Some people may contest this timeline, what with the fan games being even more mixed up than the official ones.  For example, the game Balances is actually one long dream sequence: you're HAVING the dream in the time period after Beyond Zork but, presumably, the dream is ABOUT events just before Spellbreaker.  Enlightenment, on the other hand, doesn't really belong anywhere: it's not actually in the normal Zork universe, it's just that much of its tone and setting comes from Zork, like some 'alternate Zork universe'.  It is placed just after Wishbringer because that's where it fits in terms of tone, right before the Zork Trilogy and (if you ignore some factual contradictions) that's where it could very well take place.  Zork: A Troll's Eye View actually takes place during Zork I (again), but through the eyes of a different character.  It is placed before Zork I because the whole of Zork: A Troll's Eye View takes place during the very beginning part of Zork I.  Some may quibble about the placing of Spiritwrak after Balances, but the setting of Spiritwrak isn't established until after the events in Balances, and Balances 'feels' much closer to the original Enchanter Trilogy than does Spiritwrak.  And though Frobozz Magic Support is rather ambiguous, it does contain a character who isn't introduced until Sorcerer, so it seems unlikely that it could happen in any time except the time of peace after Sorcerer.

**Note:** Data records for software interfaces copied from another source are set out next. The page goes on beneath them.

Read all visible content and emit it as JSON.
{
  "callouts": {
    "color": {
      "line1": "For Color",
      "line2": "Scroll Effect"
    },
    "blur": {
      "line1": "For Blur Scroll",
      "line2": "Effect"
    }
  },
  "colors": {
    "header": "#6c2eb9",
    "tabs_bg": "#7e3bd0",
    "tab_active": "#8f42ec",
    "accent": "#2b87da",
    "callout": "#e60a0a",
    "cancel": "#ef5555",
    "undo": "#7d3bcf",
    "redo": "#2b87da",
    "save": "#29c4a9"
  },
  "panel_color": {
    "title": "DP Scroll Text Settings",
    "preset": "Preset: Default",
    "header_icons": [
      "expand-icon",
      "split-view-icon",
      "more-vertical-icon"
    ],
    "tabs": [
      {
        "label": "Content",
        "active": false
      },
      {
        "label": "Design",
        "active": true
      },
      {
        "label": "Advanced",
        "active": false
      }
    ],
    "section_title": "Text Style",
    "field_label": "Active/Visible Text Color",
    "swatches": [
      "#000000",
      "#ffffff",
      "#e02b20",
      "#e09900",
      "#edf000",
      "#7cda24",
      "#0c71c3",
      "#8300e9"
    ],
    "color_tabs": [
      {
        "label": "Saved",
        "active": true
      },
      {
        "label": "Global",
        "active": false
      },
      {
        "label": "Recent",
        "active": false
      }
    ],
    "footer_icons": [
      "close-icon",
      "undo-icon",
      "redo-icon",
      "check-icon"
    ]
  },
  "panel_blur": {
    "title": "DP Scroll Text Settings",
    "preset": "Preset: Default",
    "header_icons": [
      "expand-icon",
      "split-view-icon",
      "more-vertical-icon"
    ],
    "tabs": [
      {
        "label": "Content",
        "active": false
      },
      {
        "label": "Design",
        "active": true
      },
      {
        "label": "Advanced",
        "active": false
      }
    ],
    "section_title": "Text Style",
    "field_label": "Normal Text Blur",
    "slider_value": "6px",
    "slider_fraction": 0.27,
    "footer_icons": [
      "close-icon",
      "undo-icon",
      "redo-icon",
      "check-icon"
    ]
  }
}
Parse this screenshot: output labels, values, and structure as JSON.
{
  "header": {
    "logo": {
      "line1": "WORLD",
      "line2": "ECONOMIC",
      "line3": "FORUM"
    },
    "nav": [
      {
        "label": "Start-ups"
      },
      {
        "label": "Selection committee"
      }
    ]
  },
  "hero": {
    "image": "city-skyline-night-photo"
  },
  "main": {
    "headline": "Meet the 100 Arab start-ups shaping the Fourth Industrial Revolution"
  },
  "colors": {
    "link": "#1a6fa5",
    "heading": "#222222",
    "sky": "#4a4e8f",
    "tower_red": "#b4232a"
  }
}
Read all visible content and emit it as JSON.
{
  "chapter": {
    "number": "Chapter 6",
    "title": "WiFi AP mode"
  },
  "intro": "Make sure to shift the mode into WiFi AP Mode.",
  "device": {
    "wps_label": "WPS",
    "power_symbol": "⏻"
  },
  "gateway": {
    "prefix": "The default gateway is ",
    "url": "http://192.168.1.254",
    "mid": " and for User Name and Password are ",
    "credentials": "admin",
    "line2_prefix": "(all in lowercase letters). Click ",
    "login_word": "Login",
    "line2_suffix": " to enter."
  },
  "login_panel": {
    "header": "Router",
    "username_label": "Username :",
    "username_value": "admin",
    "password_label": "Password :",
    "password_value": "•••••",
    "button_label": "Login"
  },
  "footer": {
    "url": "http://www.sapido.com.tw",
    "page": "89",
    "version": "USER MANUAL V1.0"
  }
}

The first three Zorks of Infocom (Zork I, Zork II and Zork III) and Zork: The Undiscovered Underground have been made available free to the public by Activision. They can be downloaded HERE. They come without instructions on how to play them, but you can use the instructions supplied on our website called HOW TO PLAY TEXT ADVENTURES.

The fan text adventures are all available for free at the following sites:

Baf's Guide to the Interactive Fiction Archive  This site will help you locate the games you want, provide reviews, solutions (walkthroughs), and assist you in getting the programs (interpreters) you need in order to run the games.

An Interactive Fiction Archive Mirror  This is an Interactive Fiction Archive Mirror of the following site at the German National Research Center for Information Technology.  This site is a fast-access replica in the eastern United States and offers everything that the ftp link below offers.

Interactive Fiction Archive  This is the actual Interactive Fiction Archive.  It is an FTP site (ftp.gmd.de) located at the German National Research Center for Information Technology.

Perilous Magic can be found HERE and Spiritwrak can be found HERE.

This should be enough to get you started in the Wonderful World of Zork.  ENJOY!


Mr. Bill's   Adventureland
Copyright  January 2001
http://www.mrbillsadventureland.com
All Rights Reserved